When Picasso moved to Paris permanently, in 1904, sex entered the pictures. The weight of bodies, the forms made with caressing gestures of the arm, and the erotic combination of the female nude and the primitive mask are all in play in drawings like Study of Seated Female Nude and other sketches (recto) (1906), a palimpsest of poses in blue and black ink. If his women have odd proportions and abstracted, angular buttocks, it is because they, unlike the studied Barcelona sketches, are not academic—these were drawn from life, with a ravenous impatience for experiences only obtained outside of the classroom.
Other drawings speak to the experience of collegiality. By 1907 he was working on Les Demoiselles d’Avignon and famously “borrowed” two ancient Iberian heads from the Louvre with his friend the artist Guillaume Apollinaire; these were later returned to the museum. Yellow Nude (Study for Les Demoiselles d’Avignon) (1907) came out of that prank, but this bold yellow woman standing with arms akimbo and a masklike head is equally indebted to the Primitivist fantasies of Paul Gauguin.

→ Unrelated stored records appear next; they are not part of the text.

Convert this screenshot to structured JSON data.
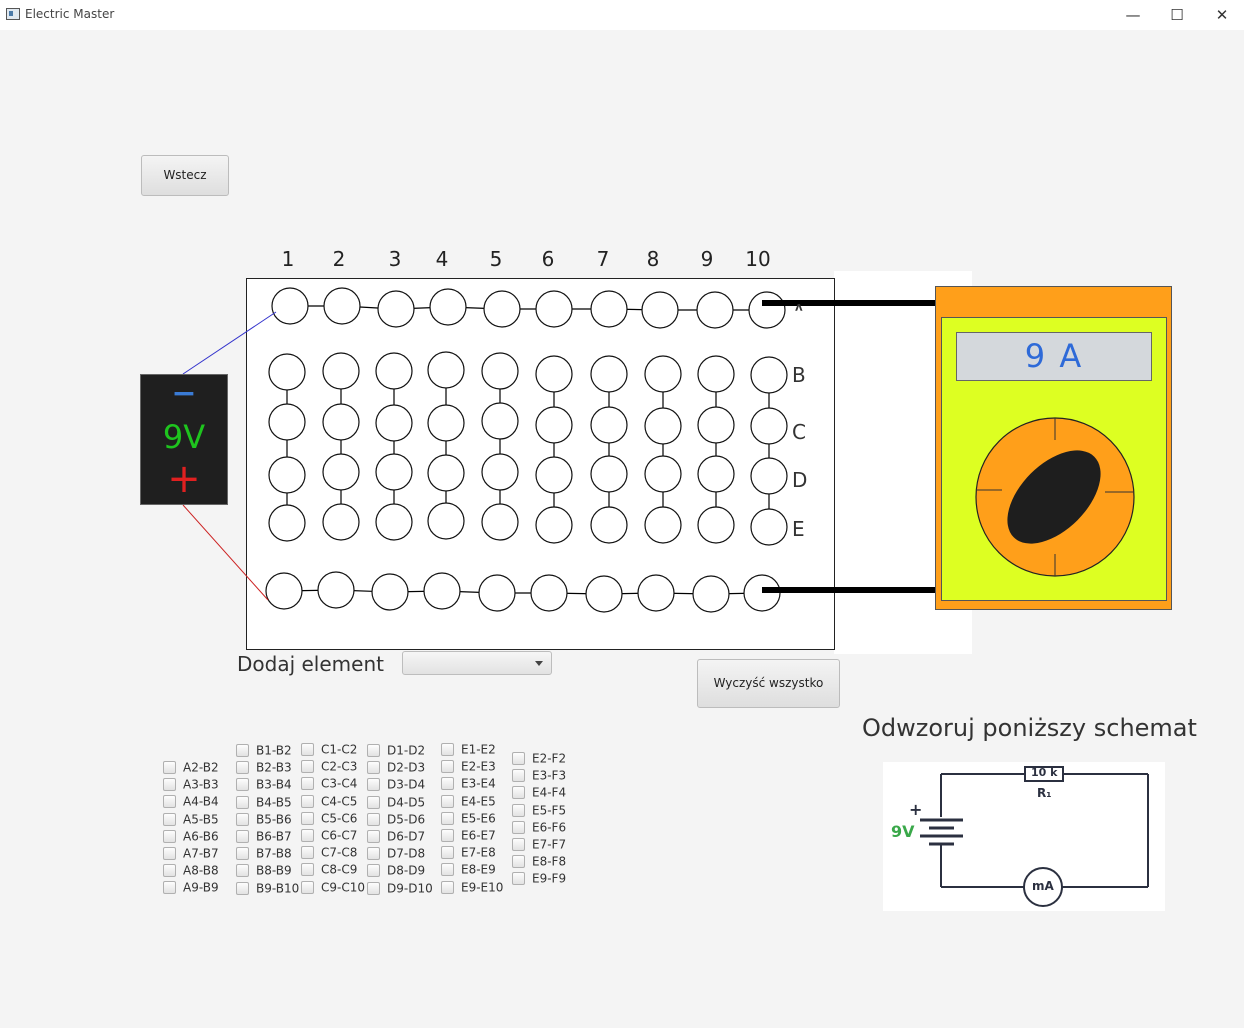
{
  "window": {
    "title": "Electric Master",
    "minimize": "—",
    "maximize": "☐",
    "close": "✕"
  },
  "back_button": "Wstecz",
  "clear_button": "Wyczyść wszystko",
  "add_element_label": "Dodaj element",
  "add_element_select": "",
  "board": {
    "columns": [
      "1",
      "2",
      "3",
      "4",
      "5",
      "6",
      "7",
      "8",
      "9",
      "10"
    ],
    "rows": [
      "A",
      "B",
      "C",
      "D",
      "E"
    ]
  },
  "battery": {
    "minus": "−",
    "voltage": "9V",
    "plus": "+"
  },
  "multimeter": {
    "reading": "9 A"
  },
  "schematic": {
    "title": "Odwzoruj poniższy schemat",
    "resistor_value": "10 k",
    "resistor_label": "R₁",
    "battery_plus": "+",
    "battery_voltage": "9V",
    "meter_label": "mA"
  },
  "colors": {
    "battery_minus": "#3a7bd5",
    "battery_voltage": "#1ec41e",
    "battery_plus": "#e02020",
    "meter_body": "#ff9f1a",
    "meter_face": "#ddff22",
    "meter_reading": "#2e6ad8"
  },
  "checkbox_groups": [
    [
      "A2-B2",
      "A3-B3",
      "A4-B4",
      "A5-B5",
      "A6-B6",
      "A7-B7",
      "A8-B8",
      "A9-B9"
    ],
    [
      "B1-B2",
      "B2-B3",
      "B3-B4",
      "B4-B5",
      "B5-B6",
      "B6-B7",
      "B7-B8",
      "B8-B9",
      "B9-B10"
    ],
    [
      "C1-C2",
      "C2-C3",
      "C3-C4",
      "C4-C5",
      "C5-C6",
      "C6-C7",
      "C7-C8",
      "C8-C9",
      "C9-C10"
    ],
    [
      "D1-D2",
      "D2-D3",
      "D3-D4",
      "D4-D5",
      "D5-D6",
      "D6-D7",
      "D7-D8",
      "D8-D9",
      "D9-D10"
    ],
    [
      "E1-E2",
      "E2-E3",
      "E3-E4",
      "E4-E5",
      "E5-E6",
      "E6-E7",
      "E7-E8",
      "E8-E9",
      "E9-E10"
    ],
    [
      "E2-F2",
      "E3-F3",
      "E4-F4",
      "E5-F5",
      "E6-F6",
      "E7-F7",
      "E8-F8",
      "E9-F9"
    ]
  ]
}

Post Demoiselles, the Cubist Picasso begins in earnest. His Nudes in a Forest, from early 1908, is a confident take on Cézanne’s Bathers. He tracks Cézanne (who died in 1906) through a series of still-life studies in blue and brown gouache (Still Life With Chocolate Pot, 1909) and arrives at some startling papier collé and charcoal pieces, like The Cup of Coffee (1913), a collage of wallpaper, white chalk, charcoal and other cutout materials in which the letter E becomes a lute, then a cup of coffee. The piece speaks to the transformative properties of materials and language, but does so lightly, playfully.

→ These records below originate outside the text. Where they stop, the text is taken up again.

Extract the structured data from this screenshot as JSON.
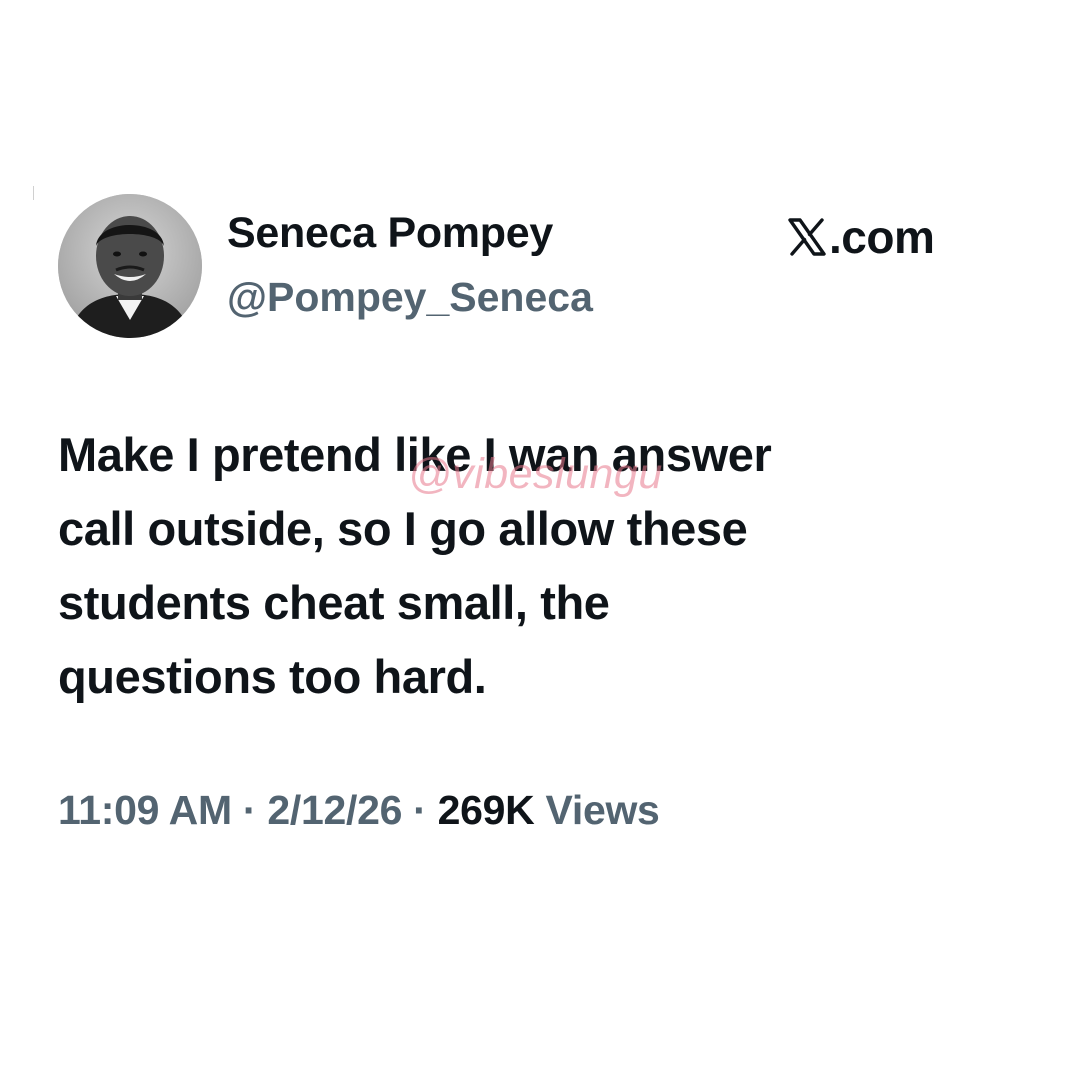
{
  "author": {
    "display_name": "Seneca Pompey",
    "handle": "@Pompey_Seneca",
    "avatar_icon": "profile-photo"
  },
  "platform": {
    "logo_icon": "x-logo-icon",
    "domain": ".com"
  },
  "tweet": {
    "text": "Make I pretend like I wan answer\ncall outside, so I go allow these\nstudents cheat small, the\nquestions too hard."
  },
  "watermark": {
    "text": "@vibeslungu"
  },
  "meta": {
    "time": "11:09 AM",
    "separator_1": " · ",
    "date": "2/12/26",
    "separator_2": " · ",
    "views_count": "269K",
    "views_label": " Views"
  },
  "colors": {
    "text_primary": "#0f1419",
    "text_secondary": "#536471",
    "watermark": "#e8788c"
  }
}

Historically, we tend to know two Picassos, one all slashed thick lines, curves and volumes, and the other idealizing, delicate and seen as classical by his contemporaries. The Frick show makes a case for yet another, lesser-known Picasso, one whose photographic realism came from drawings from photographs, as in the Portrait of Madame Georges Wildenstein (1918). Here Picasso is looking at Ingres—his crisp, refined lines, and pencil-on-paper’s paper-thin perfection.

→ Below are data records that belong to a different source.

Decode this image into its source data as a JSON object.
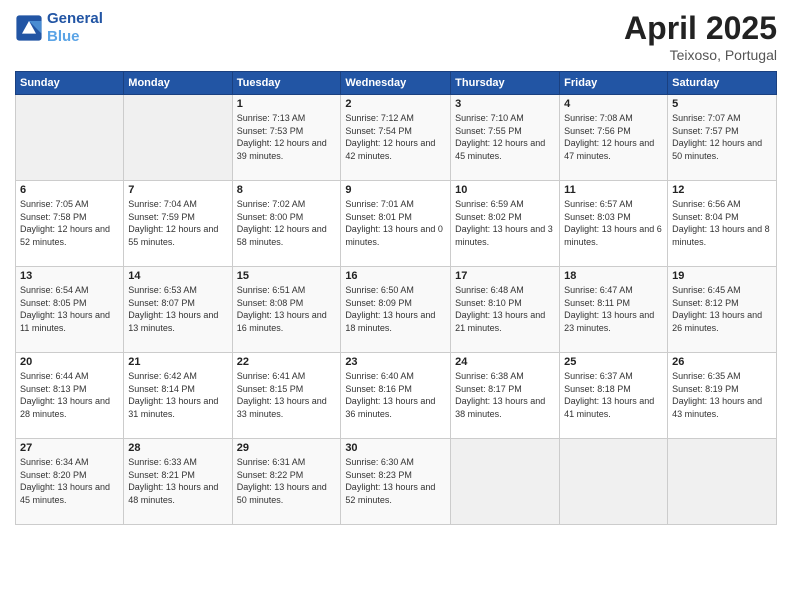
{
  "header": {
    "logo_line1": "General",
    "logo_line2": "Blue",
    "month": "April 2025",
    "location": "Teixoso, Portugal"
  },
  "days_of_week": [
    "Sunday",
    "Monday",
    "Tuesday",
    "Wednesday",
    "Thursday",
    "Friday",
    "Saturday"
  ],
  "weeks": [
    [
      {
        "day": "",
        "info": ""
      },
      {
        "day": "",
        "info": ""
      },
      {
        "day": "1",
        "info": "Sunrise: 7:13 AM\nSunset: 7:53 PM\nDaylight: 12 hours and 39 minutes."
      },
      {
        "day": "2",
        "info": "Sunrise: 7:12 AM\nSunset: 7:54 PM\nDaylight: 12 hours and 42 minutes."
      },
      {
        "day": "3",
        "info": "Sunrise: 7:10 AM\nSunset: 7:55 PM\nDaylight: 12 hours and 45 minutes."
      },
      {
        "day": "4",
        "info": "Sunrise: 7:08 AM\nSunset: 7:56 PM\nDaylight: 12 hours and 47 minutes."
      },
      {
        "day": "5",
        "info": "Sunrise: 7:07 AM\nSunset: 7:57 PM\nDaylight: 12 hours and 50 minutes."
      }
    ],
    [
      {
        "day": "6",
        "info": "Sunrise: 7:05 AM\nSunset: 7:58 PM\nDaylight: 12 hours and 52 minutes."
      },
      {
        "day": "7",
        "info": "Sunrise: 7:04 AM\nSunset: 7:59 PM\nDaylight: 12 hours and 55 minutes."
      },
      {
        "day": "8",
        "info": "Sunrise: 7:02 AM\nSunset: 8:00 PM\nDaylight: 12 hours and 58 minutes."
      },
      {
        "day": "9",
        "info": "Sunrise: 7:01 AM\nSunset: 8:01 PM\nDaylight: 13 hours and 0 minutes."
      },
      {
        "day": "10",
        "info": "Sunrise: 6:59 AM\nSunset: 8:02 PM\nDaylight: 13 hours and 3 minutes."
      },
      {
        "day": "11",
        "info": "Sunrise: 6:57 AM\nSunset: 8:03 PM\nDaylight: 13 hours and 6 minutes."
      },
      {
        "day": "12",
        "info": "Sunrise: 6:56 AM\nSunset: 8:04 PM\nDaylight: 13 hours and 8 minutes."
      }
    ],
    [
      {
        "day": "13",
        "info": "Sunrise: 6:54 AM\nSunset: 8:05 PM\nDaylight: 13 hours and 11 minutes."
      },
      {
        "day": "14",
        "info": "Sunrise: 6:53 AM\nSunset: 8:07 PM\nDaylight: 13 hours and 13 minutes."
      },
      {
        "day": "15",
        "info": "Sunrise: 6:51 AM\nSunset: 8:08 PM\nDaylight: 13 hours and 16 minutes."
      },
      {
        "day": "16",
        "info": "Sunrise: 6:50 AM\nSunset: 8:09 PM\nDaylight: 13 hours and 18 minutes."
      },
      {
        "day": "17",
        "info": "Sunrise: 6:48 AM\nSunset: 8:10 PM\nDaylight: 13 hours and 21 minutes."
      },
      {
        "day": "18",
        "info": "Sunrise: 6:47 AM\nSunset: 8:11 PM\nDaylight: 13 hours and 23 minutes."
      },
      {
        "day": "19",
        "info": "Sunrise: 6:45 AM\nSunset: 8:12 PM\nDaylight: 13 hours and 26 minutes."
      }
    ],
    [
      {
        "day": "20",
        "info": "Sunrise: 6:44 AM\nSunset: 8:13 PM\nDaylight: 13 hours and 28 minutes."
      },
      {
        "day": "21",
        "info": "Sunrise: 6:42 AM\nSunset: 8:14 PM\nDaylight: 13 hours and 31 minutes."
      },
      {
        "day": "22",
        "info": "Sunrise: 6:41 AM\nSunset: 8:15 PM\nDaylight: 13 hours and 33 minutes."
      },
      {
        "day": "23",
        "info": "Sunrise: 6:40 AM\nSunset: 8:16 PM\nDaylight: 13 hours and 36 minutes."
      },
      {
        "day": "24",
        "info": "Sunrise: 6:38 AM\nSunset: 8:17 PM\nDaylight: 13 hours and 38 minutes."
      },
      {
        "day": "25",
        "info": "Sunrise: 6:37 AM\nSunset: 8:18 PM\nDaylight: 13 hours and 41 minutes."
      },
      {
        "day": "26",
        "info": "Sunrise: 6:35 AM\nSunset: 8:19 PM\nDaylight: 13 hours and 43 minutes."
      }
    ],
    [
      {
        "day": "27",
        "info": "Sunrise: 6:34 AM\nSunset: 8:20 PM\nDaylight: 13 hours and 45 minutes."
      },
      {
        "day": "28",
        "info": "Sunrise: 6:33 AM\nSunset: 8:21 PM\nDaylight: 13 hours and 48 minutes."
      },
      {
        "day": "29",
        "info": "Sunrise: 6:31 AM\nSunset: 8:22 PM\nDaylight: 13 hours and 50 minutes."
      },
      {
        "day": "30",
        "info": "Sunrise: 6:30 AM\nSunset: 8:23 PM\nDaylight: 13 hours and 52 minutes."
      },
      {
        "day": "",
        "info": ""
      },
      {
        "day": "",
        "info": ""
      },
      {
        "day": "",
        "info": ""
      }
    ]
  ]
}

Finally, from Picasso’s Ballet Russes phase, there’s Two Ballet Dancers (1919), a comical take on the desire and artifice inherent to performance. Two ballerinas—all breasts, big hands and flaring nostrils—take the stage, a sexualized tribute to Degas’s favorite subject. These women are no “stage rats,” though—they are muscular-armed and thick-waisted, as solid and monumental as elephants. You get the feeling that this is Picasso’s type—one Ballet Russes dancer, Olga Khokhlova, would become his first wife.
A final room of drawings from a 1921 stay in Fontainebleau, where he, Olga and their new baby, Paulo, spent the summer, gives us big sentimental graphite heads in pastel and charcoal. Here, Picasso is channeling Renoir, and is at his most simplified, calm and “timeless.” These pieces represent a tranquil period for the artist. He’d made the transition from the precocious child of a drawing teacher to a 40-year-old man with a wife and child of his own, drawing constantly. He would continue to do so until his death some 50 years later.
Organized by Susan Grace Galassi of the Frick and Marilyn McCully, an independent scholar, with Andrew Robison of the National Gallery of Art, the show manages to conjure a Picasso more familiar from European museum collections than from American blockbusters. The exhibition’s larger thesis is that innovation, and specifically Modernism, emerges from a thorough engagement with the past; this seems a fitting lesson for a show about a canonical artist who still, it would seem, has a few new tricks to teach us.